Seventeen academics from U.S. colleges and universities, including Syracuse University, teamed up with Meta to conduct independent research on what people see on social media and how it affects them. The project built in several safeguards to protect the researchers’ independence. All the studies were preregistered, and eta could not restrict or censor the findings. The academic lead authors had final authority on all writing and research decisions.
The research for “Like-minded Sources on Facebook Are Prevalent but Not Polarizing” was divided into two parts.
From June to September 2020, the researchers measured how often all adult Facebook users saw content from politically aligned sources. The results showed that for the median Facebook user, slightly over half the content they saw was from politically like-minded sources, and just 14.7% was from sources with different political leanings.
In September to December 2020, the researchers conducted a multi-wave experiment with 23,377 consenting adult users of Facebook in the US. The study reduced the volume of content from like-minded sources to gauge the effect on political attitudes. People in the treatment group saw about one-third less content from like-minded sources. In the treatment group, total engagement with content from like-minded sources decreased, but their rate of engagement increased: when they did see content from like-minded sources, they were more likely to click on it. This pattern illustrates human behavior compensating for algorithmic changes.

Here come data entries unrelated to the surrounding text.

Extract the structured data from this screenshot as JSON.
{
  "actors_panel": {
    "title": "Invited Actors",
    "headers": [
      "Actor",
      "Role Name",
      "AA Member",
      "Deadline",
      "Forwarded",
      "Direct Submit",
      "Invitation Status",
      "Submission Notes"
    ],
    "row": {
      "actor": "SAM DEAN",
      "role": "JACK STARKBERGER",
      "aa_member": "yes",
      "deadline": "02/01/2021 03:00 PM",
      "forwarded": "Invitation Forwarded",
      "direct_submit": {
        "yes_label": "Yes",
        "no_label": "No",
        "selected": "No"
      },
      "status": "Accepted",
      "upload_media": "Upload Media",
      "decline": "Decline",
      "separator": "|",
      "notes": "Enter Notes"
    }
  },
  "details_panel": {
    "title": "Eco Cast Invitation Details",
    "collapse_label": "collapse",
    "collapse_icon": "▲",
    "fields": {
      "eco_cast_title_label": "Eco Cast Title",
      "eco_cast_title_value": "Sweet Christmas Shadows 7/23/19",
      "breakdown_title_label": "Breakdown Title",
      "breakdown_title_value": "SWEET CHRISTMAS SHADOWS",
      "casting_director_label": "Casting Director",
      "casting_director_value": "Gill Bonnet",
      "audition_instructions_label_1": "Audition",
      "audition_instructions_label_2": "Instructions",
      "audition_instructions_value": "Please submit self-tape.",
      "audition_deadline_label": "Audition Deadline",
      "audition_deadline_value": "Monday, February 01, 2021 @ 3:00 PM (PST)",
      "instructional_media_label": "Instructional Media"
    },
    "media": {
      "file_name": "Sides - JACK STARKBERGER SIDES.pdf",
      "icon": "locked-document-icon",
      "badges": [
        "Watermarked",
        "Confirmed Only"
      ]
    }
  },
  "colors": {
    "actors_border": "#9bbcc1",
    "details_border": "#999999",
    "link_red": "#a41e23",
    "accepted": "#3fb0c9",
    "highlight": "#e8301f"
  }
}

Additional studies that are part of this project are “Asymmetric ideological segregation in exposure to political news on Facebook,” “How do social media feed algorithms affect attitudes and behavior in an election campaign?,” and “Reshares on Social Media Amplify Political News but Do Not Detectably Affect Beliefs or Opinions,”